[Data records]
>>>
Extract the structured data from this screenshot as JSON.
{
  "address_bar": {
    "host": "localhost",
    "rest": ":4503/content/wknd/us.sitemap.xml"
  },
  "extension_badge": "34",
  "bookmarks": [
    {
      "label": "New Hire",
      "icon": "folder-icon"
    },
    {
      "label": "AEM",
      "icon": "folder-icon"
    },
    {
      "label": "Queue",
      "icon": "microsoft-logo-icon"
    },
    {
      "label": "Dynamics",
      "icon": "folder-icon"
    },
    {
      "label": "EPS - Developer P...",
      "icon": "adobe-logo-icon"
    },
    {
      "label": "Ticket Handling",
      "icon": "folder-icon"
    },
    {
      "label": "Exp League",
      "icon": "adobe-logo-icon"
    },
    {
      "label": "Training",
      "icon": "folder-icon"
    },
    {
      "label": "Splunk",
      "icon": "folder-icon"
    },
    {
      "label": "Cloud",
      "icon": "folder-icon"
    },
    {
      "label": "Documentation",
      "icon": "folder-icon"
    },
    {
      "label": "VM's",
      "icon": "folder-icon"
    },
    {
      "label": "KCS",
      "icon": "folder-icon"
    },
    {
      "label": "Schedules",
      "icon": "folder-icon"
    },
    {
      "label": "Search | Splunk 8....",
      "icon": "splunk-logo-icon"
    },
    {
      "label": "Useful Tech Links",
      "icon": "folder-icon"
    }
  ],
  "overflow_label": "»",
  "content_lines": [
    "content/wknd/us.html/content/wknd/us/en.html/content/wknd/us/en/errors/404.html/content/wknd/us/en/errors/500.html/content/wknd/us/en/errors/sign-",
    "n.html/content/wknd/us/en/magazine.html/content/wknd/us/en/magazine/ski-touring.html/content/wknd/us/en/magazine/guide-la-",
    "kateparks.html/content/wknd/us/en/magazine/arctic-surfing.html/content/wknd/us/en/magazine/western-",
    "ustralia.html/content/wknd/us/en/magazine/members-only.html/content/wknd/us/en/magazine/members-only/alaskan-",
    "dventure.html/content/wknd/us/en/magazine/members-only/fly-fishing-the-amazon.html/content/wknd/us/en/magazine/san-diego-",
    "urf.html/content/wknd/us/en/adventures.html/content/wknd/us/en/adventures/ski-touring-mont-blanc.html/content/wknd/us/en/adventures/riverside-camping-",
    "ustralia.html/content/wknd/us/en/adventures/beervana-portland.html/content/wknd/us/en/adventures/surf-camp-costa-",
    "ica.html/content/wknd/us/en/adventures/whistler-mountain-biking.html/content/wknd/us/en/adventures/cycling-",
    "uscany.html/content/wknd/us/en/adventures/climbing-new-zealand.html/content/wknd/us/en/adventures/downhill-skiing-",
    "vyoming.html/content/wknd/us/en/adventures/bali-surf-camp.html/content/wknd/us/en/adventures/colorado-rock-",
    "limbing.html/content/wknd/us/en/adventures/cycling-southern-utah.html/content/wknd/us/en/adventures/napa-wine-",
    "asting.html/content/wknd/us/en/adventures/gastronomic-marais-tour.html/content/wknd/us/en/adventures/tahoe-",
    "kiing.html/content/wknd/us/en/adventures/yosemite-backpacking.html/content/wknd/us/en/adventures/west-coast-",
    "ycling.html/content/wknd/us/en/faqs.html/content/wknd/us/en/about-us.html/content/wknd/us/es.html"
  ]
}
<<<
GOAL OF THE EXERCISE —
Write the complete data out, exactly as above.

EXPECTED ANSWER —
Extract the structured data from this screenshot as JSON.
{
  "address_bar": {
    "host": "localhost",
    "rest": ":4503/content/wknd/us.sitemap.xml"
  },
  "extension_badge": "34",
  "bookmarks": [
    {
      "label": "New Hire",
      "icon": "folder-icon"
    },
    {
      "label": "AEM",
      "icon": "folder-icon"
    },
    {
      "label": "Queue",
      "icon": "microsoft-logo-icon"
    },
    {
      "label": "Dynamics",
      "icon": "folder-icon"
    },
    {
      "label": "EPS - Developer P...",
      "icon": "adobe-logo-icon"
    },
    {
      "label": "Ticket Handling",
      "icon": "folder-icon"
    },
    {
      "label": "Exp League",
      "icon": "adobe-logo-icon"
    },
    {
      "label": "Training",
      "icon": "folder-icon"
    },
    {
      "label": "Splunk",
      "icon": "folder-icon"
    },
    {
      "label": "Cloud",
      "icon": "folder-icon"
    },
    {
      "label": "Documentation",
      "icon": "folder-icon"
    },
    {
      "label": "VM's",
      "icon": "folder-icon"
    },
    {
      "label": "KCS",
      "icon": "folder-icon"
    },
    {
      "label": "Schedules",
      "icon": "folder-icon"
    },
    {
      "label": "Search | Splunk 8....",
      "icon": "splunk-logo-icon"
    },
    {
      "label": "Useful Tech Links",
      "icon": "folder-icon"
    }
  ],
  "overflow_label": "»",
  "content_lines": [
    "content/wknd/us.html/content/wknd/us/en.html/content/wknd/us/en/errors/404.html/content/wknd/us/en/errors/500.html/content/wknd/us/en/errors/sign-",
    "n.html/content/wknd/us/en/magazine.html/content/wknd/us/en/magazine/ski-touring.html/content/wknd/us/en/magazine/guide-la-",
    "kateparks.html/content/wknd/us/en/magazine/arctic-surfing.html/content/wknd/us/en/magazine/western-",
    "ustralia.html/content/wknd/us/en/magazine/members-only.html/content/wknd/us/en/magazine/members-only/alaskan-",
    "dventure.html/content/wknd/us/en/magazine/members-only/fly-fishing-the-amazon.html/content/wknd/us/en/magazine/san-diego-",
    "urf.html/content/wknd/us/en/adventures.html/content/wknd/us/en/adventures/ski-touring-mont-blanc.html/content/wknd/us/en/adventures/riverside-camping-",
    "ustralia.html/content/wknd/us/en/adventures/beervana-portland.html/content/wknd/us/en/adventures/surf-camp-costa-",
    "ica.html/content/wknd/us/en/adventures/whistler-mountain-biking.html/content/wknd/us/en/adventures/cycling-",
    "uscany.html/content/wknd/us/en/adventures/climbing-new-zealand.html/content/wknd/us/en/adventures/downhill-skiing-",
    "vyoming.html/content/wknd/us/en/adventures/bali-surf-camp.html/content/wknd/us/en/adventures/colorado-rock-",
    "limbing.html/content/wknd/us/en/adventures/cycling-southern-utah.html/content/wknd/us/en/adventures/napa-wine-",
    "asting.html/content/wknd/us/en/adventures/gastronomic-marais-tour.html/content/wknd/us/en/adventures/tahoe-",
    "kiing.html/content/wknd/us/en/adventures/yosemite-backpacking.html/content/wknd/us/en/adventures/west-coast-",
    "ycling.html/content/wknd/us/en/faqs.html/content/wknd/us/en/about-us.html/content/wknd/us/es.html"
  ]
}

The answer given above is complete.